“In 2022, general elections were conducted by electoral bodies in three African countries namely Angola, Kenya, and Nigeria.”

“The petitions filed against the results of the presidential elections declared by the election management bodies in Angola and Kenya were determined within 14 days by the Constitutional Court and the Supreme Court, respectively.”

“But in the case of Nigeria, the results of the presidential and legislative elections will be confirmed after 8 months while the results of the governorship elections will be confirmed after 10 months.”

“At the end of the 2023 general elections, INEC declared the winners and gave certificates of return to them.”

“But in spite of the shortcomings that characterised the general election, the election petitions filed in the various election petition tribunals and the Court of Appeal are 436.”

“It is curious to note that it is the lowest number of election petitions filed against elections conducted in Nigeria since 2007!”

“As the results of the elections have been questioned by many aggrieved parties the courts are required by the Constitution and the Electoral Act to determine the final results of the democratic exercise.”

“Because the courts had resorted to technicalities in a number of political cases in the recent past and thereby awarded victories to those who never won elections the judiciary is in the eye of the storm.”

“In recognition of the dilemma in which the judiciary has found itself the Chief Justice of Nigeria, the Honourable Justice Olukayode Ariwoola has warned tribunal judges to shun money and technicalities in deciding the ongoing election disputes.”

“Since INEC does not have the capacity to prosecute electoral offenders, the NBA has offered to mobilise lawyers to carry out the prosecution of the suspected electoral offenders who were arrested during the last elections.

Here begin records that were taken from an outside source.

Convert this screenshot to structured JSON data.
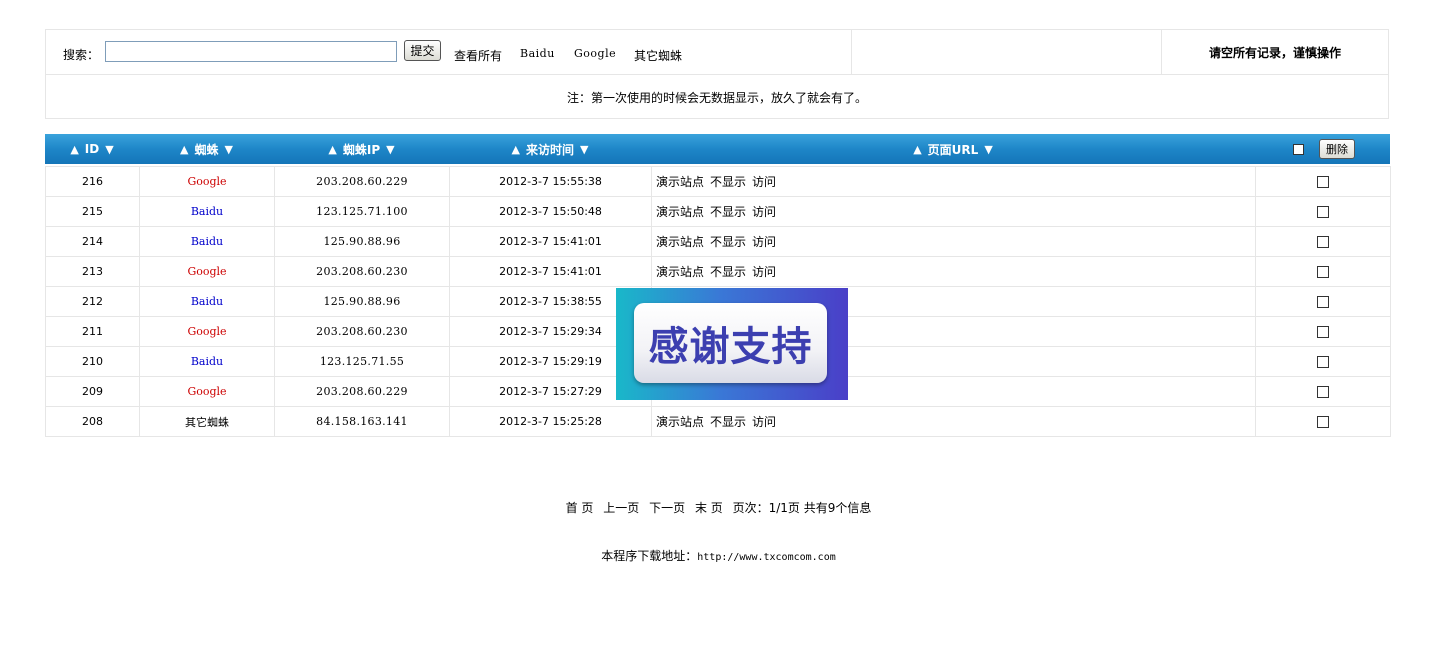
{
  "search": {
    "label": "搜索：",
    "value": "",
    "submit_label": "提交",
    "links": [
      "查看所有",
      "Baidu",
      "Google",
      "其它蜘蛛"
    ]
  },
  "clear_all_label": "请空所有记录，谨慎操作",
  "note": "注：第一次使用的时候会无数据显示，放久了就会有了。",
  "table": {
    "headers": [
      "ID",
      "蜘蛛",
      "蜘蛛IP",
      "来访时间",
      "页面URL"
    ],
    "sort_up_icon": "▲",
    "sort_down_icon": "▼",
    "delete_label": "删除",
    "rows": [
      {
        "id": "216",
        "spider": "Google",
        "ip": "203.208.60.229",
        "time": "2012-3-7 15:55:38",
        "site": "演示站点",
        "hide": "不显示",
        "visit": "访问"
      },
      {
        "id": "215",
        "spider": "Baidu",
        "ip": "123.125.71.100",
        "time": "2012-3-7 15:50:48",
        "site": "演示站点",
        "hide": "不显示",
        "visit": "访问"
      },
      {
        "id": "214",
        "spider": "Baidu",
        "ip": "125.90.88.96",
        "time": "2012-3-7 15:41:01",
        "site": "演示站点",
        "hide": "不显示",
        "visit": "访问"
      },
      {
        "id": "213",
        "spider": "Google",
        "ip": "203.208.60.230",
        "time": "2012-3-7 15:41:01",
        "site": "演示站点",
        "hide": "不显示",
        "visit": "访问"
      },
      {
        "id": "212",
        "spider": "Baidu",
        "ip": "125.90.88.96",
        "time": "2012-3-7 15:38:55",
        "site": "",
        "hide": "",
        "visit": ""
      },
      {
        "id": "211",
        "spider": "Google",
        "ip": "203.208.60.230",
        "time": "2012-3-7 15:29:34",
        "site": "",
        "hide": "",
        "visit": ""
      },
      {
        "id": "210",
        "spider": "Baidu",
        "ip": "123.125.71.55",
        "time": "2012-3-7 15:29:19",
        "site": "",
        "hide": "",
        "visit": ""
      },
      {
        "id": "209",
        "spider": "Google",
        "ip": "203.208.60.229",
        "time": "2012-3-7 15:27:29",
        "site": "",
        "hide": "",
        "visit": ""
      },
      {
        "id": "208",
        "spider": "其它蜘蛛",
        "ip": "84.158.163.141",
        "time": "2012-3-7 15:25:28",
        "site": "演示站点",
        "hide": "不显示",
        "visit": "访问"
      }
    ]
  },
  "pager": {
    "first": "首 页",
    "prev": "上一页",
    "next": "下一页",
    "last": "末 页",
    "info": "页次：1/1页 共有9个信息"
  },
  "footer": {
    "label": "本程序下载地址：",
    "url": "http://www.txcomcom.com"
  },
  "overlay": {
    "text": "感谢支持"
  }
}
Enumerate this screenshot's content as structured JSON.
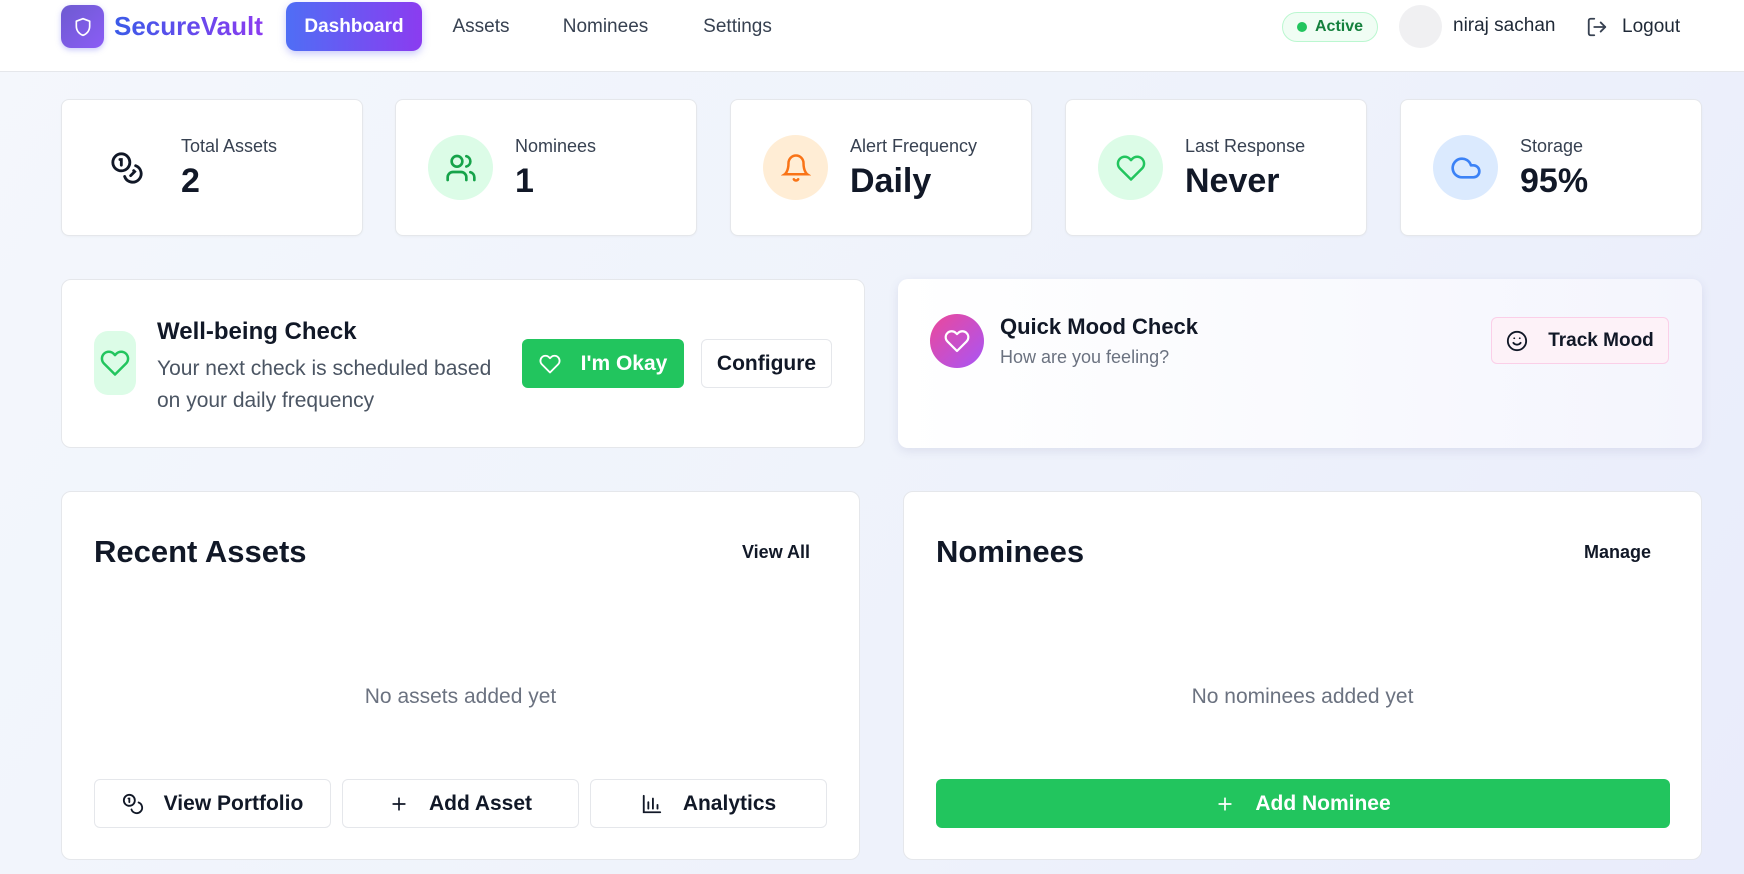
{
  "app": {
    "brand": "SecureVault",
    "logo_icon": "shield-icon"
  },
  "nav": {
    "items": [
      {
        "label": "Dashboard",
        "active": true
      },
      {
        "label": "Assets",
        "active": false
      },
      {
        "label": "Nominees",
        "active": false
      },
      {
        "label": "Settings",
        "active": false
      }
    ],
    "status": "Active",
    "user_name": "niraj sachan",
    "logout_label": "Logout"
  },
  "stats": [
    {
      "label": "Total Assets",
      "value": "2",
      "icon": "coins-icon",
      "bg": "#ffffff",
      "color": "#111827"
    },
    {
      "label": "Nominees",
      "value": "1",
      "icon": "users-icon",
      "bg": "#dcfce7",
      "color": "#16a34a"
    },
    {
      "label": "Alert Frequency",
      "value": "Daily",
      "icon": "bell-icon",
      "bg": "#ffedd5",
      "color": "#f97316"
    },
    {
      "label": "Last Response",
      "value": "Never",
      "icon": "heart-icon",
      "bg": "#dcfce7",
      "color": "#22c55e"
    },
    {
      "label": "Storage",
      "value": "95%",
      "icon": "cloud-icon",
      "bg": "#dbeafe",
      "color": "#3b82f6"
    }
  ],
  "wellbeing": {
    "title": "Well-being Check",
    "description": "Your next check is scheduled based on your daily frequency",
    "okay_label": "I'm Okay",
    "configure_label": "Configure"
  },
  "mood": {
    "title": "Quick Mood Check",
    "subtitle": "How are you feeling?",
    "track_label": "Track Mood"
  },
  "recent_assets": {
    "title": "Recent Assets",
    "view_all_label": "View All",
    "empty_text": "No assets added yet",
    "actions": [
      {
        "label": "View Portfolio",
        "icon": "coins-icon"
      },
      {
        "label": "Add Asset",
        "icon": "plus-icon"
      },
      {
        "label": "Analytics",
        "icon": "bar-chart-icon"
      }
    ]
  },
  "nominees_panel": {
    "title": "Nominees",
    "manage_label": "Manage",
    "empty_text": "No nominees added yet",
    "add_label": "Add Nominee"
  },
  "colors": {
    "accent_gradient_start": "#4f6ef5",
    "accent_gradient_end": "#8b3cf0",
    "success": "#22c55e"
  }
}
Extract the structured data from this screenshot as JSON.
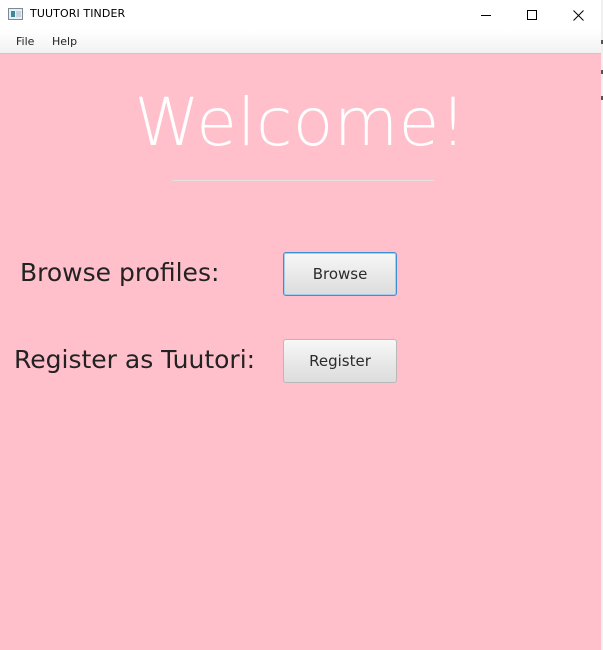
{
  "window": {
    "title": "TUUTORI TINDER",
    "icon": "app-window-icon",
    "controls": [
      "minimize-icon",
      "maximize-icon",
      "close-icon"
    ]
  },
  "menu": {
    "file": "File",
    "help": "Help"
  },
  "main": {
    "heading": "Welcome!",
    "browse_label": "Browse profiles:",
    "browse_button": "Browse",
    "register_label": "Register as Tuutori:",
    "register_button": "Register"
  },
  "colors": {
    "background": "#ffc0cb",
    "heading": "#ffffff",
    "focus_border": "#3d8fd1"
  }
}
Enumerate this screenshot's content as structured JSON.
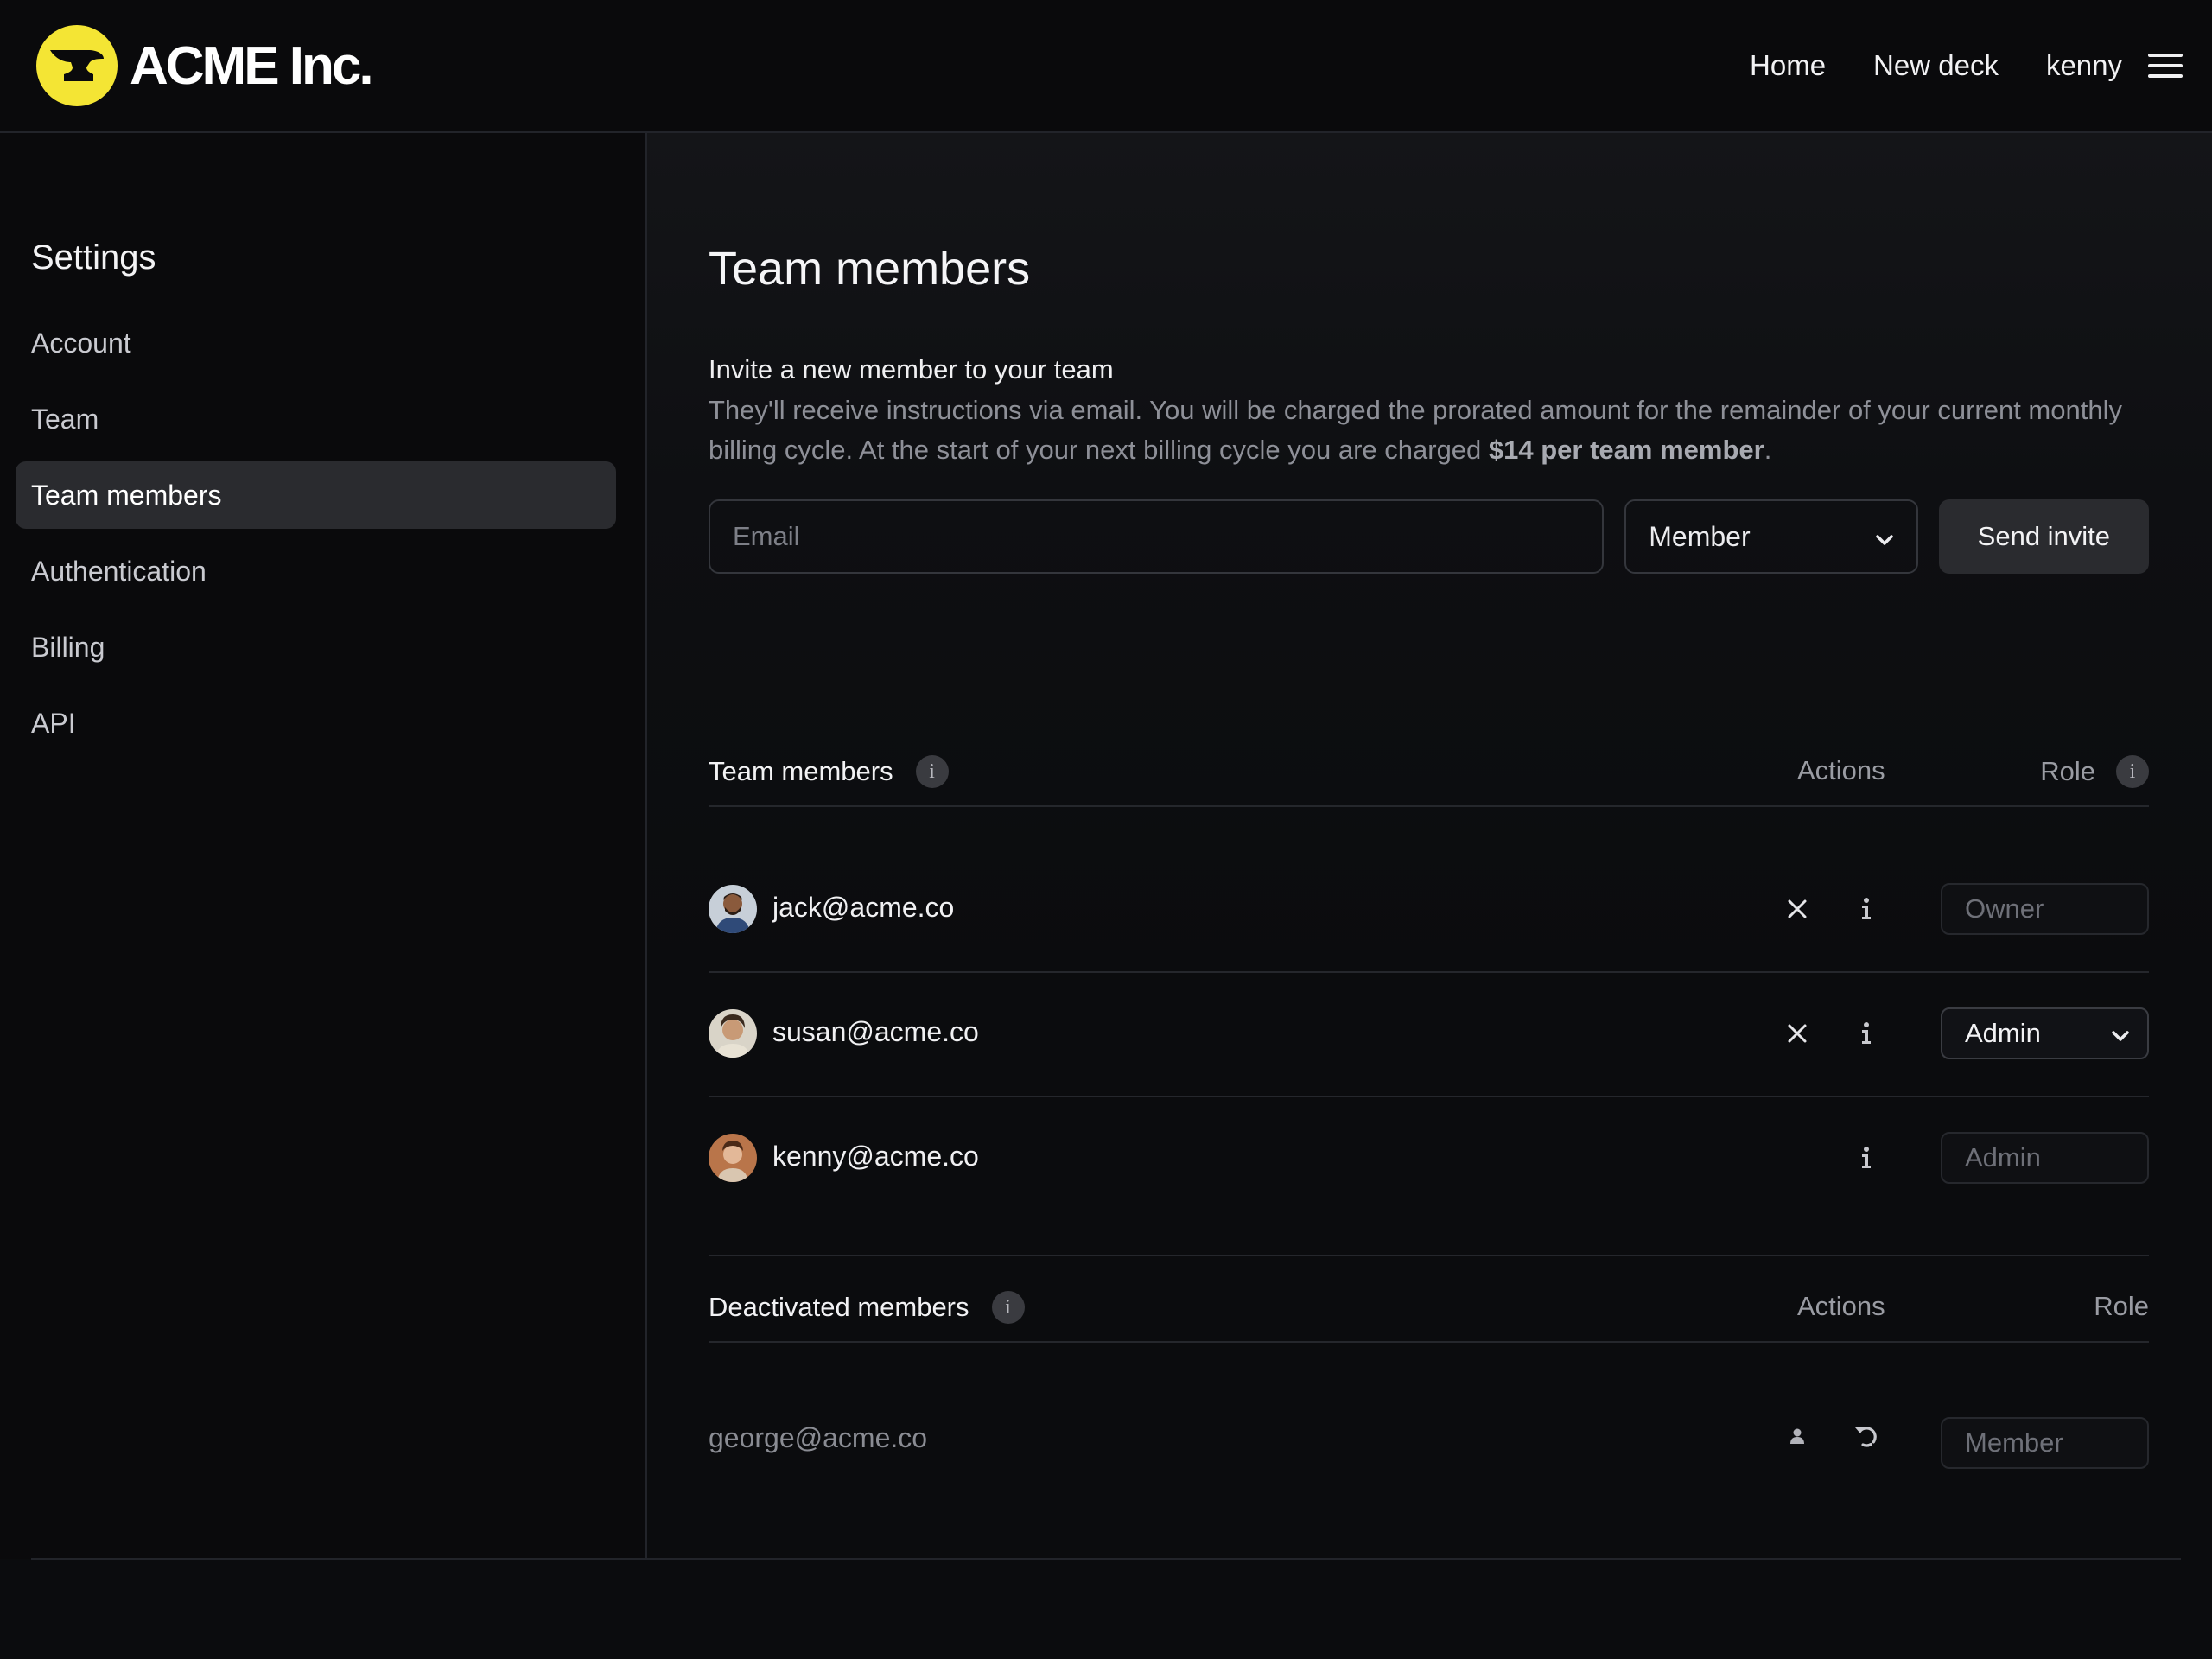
{
  "app": {
    "brand": "ACME Inc."
  },
  "topnav": {
    "home": "Home",
    "new_deck": "New deck",
    "user": "kenny"
  },
  "sidebar": {
    "title": "Settings",
    "items": [
      {
        "label": "Account"
      },
      {
        "label": "Team"
      },
      {
        "label": "Team members",
        "active": true
      },
      {
        "label": "Authentication"
      },
      {
        "label": "Billing"
      },
      {
        "label": "API"
      }
    ]
  },
  "page": {
    "title": "Team members",
    "invite": {
      "heading": "Invite a new member to your team",
      "description": "They'll receive instructions via email. You will be charged the prorated amount for the remainder of your current monthly billing cycle. At the start of your next billing cycle you are charged ",
      "price_highlight": "$14 per team member",
      "description_end": ".",
      "email_placeholder": "Email",
      "role_value": "Member",
      "send_label": "Send invite"
    },
    "members_section": {
      "label": "Team members",
      "actions_header": "Actions",
      "role_header": "Role",
      "rows": [
        {
          "email": "jack@acme.co",
          "role": "Owner",
          "role_editable": false,
          "can_remove": true
        },
        {
          "email": "susan@acme.co",
          "role": "Admin",
          "role_editable": true,
          "can_remove": true
        },
        {
          "email": "kenny@acme.co",
          "role": "Admin",
          "role_editable": false,
          "can_remove": false
        }
      ]
    },
    "deactivated_section": {
      "label": "Deactivated members",
      "actions_header": "Actions",
      "role_header": "Role",
      "rows": [
        {
          "email": "george@acme.co",
          "role": "Member"
        }
      ]
    }
  },
  "icons": {
    "menu": "hamburger-icon",
    "chevron": "chevron-down-icon",
    "remove": "close-icon",
    "info": "info-icon",
    "reactivate_user": "user-icon",
    "restore": "undo-icon"
  },
  "colors": {
    "brand_yellow": "#f4e534",
    "background": "#0b0c0e",
    "active_item_bg": "#2a2b2f"
  }
}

From the information at my disposal, the names of the prosecutors have been compiled for the prosecution. In fact, the prosecution will commence any moment from now.”

“It is on record that the political parties and leaders that have accused the Independent National Electoral Commission of mismanaging the 2023 general elections performed worse in conducting primary elections of the majority of political parties.”

“It is common knowledge that all the so called party chieftains engaged in the imposition of candidates. Hence, a total of 1,878 pre-election cases were filed in 2022 whereas 370 pre-election cases were recorded in 2019.”

“While 436 post-election petitions have been filed in respect of the 2023 general elections, 807 post-election cases were filed in 2019.”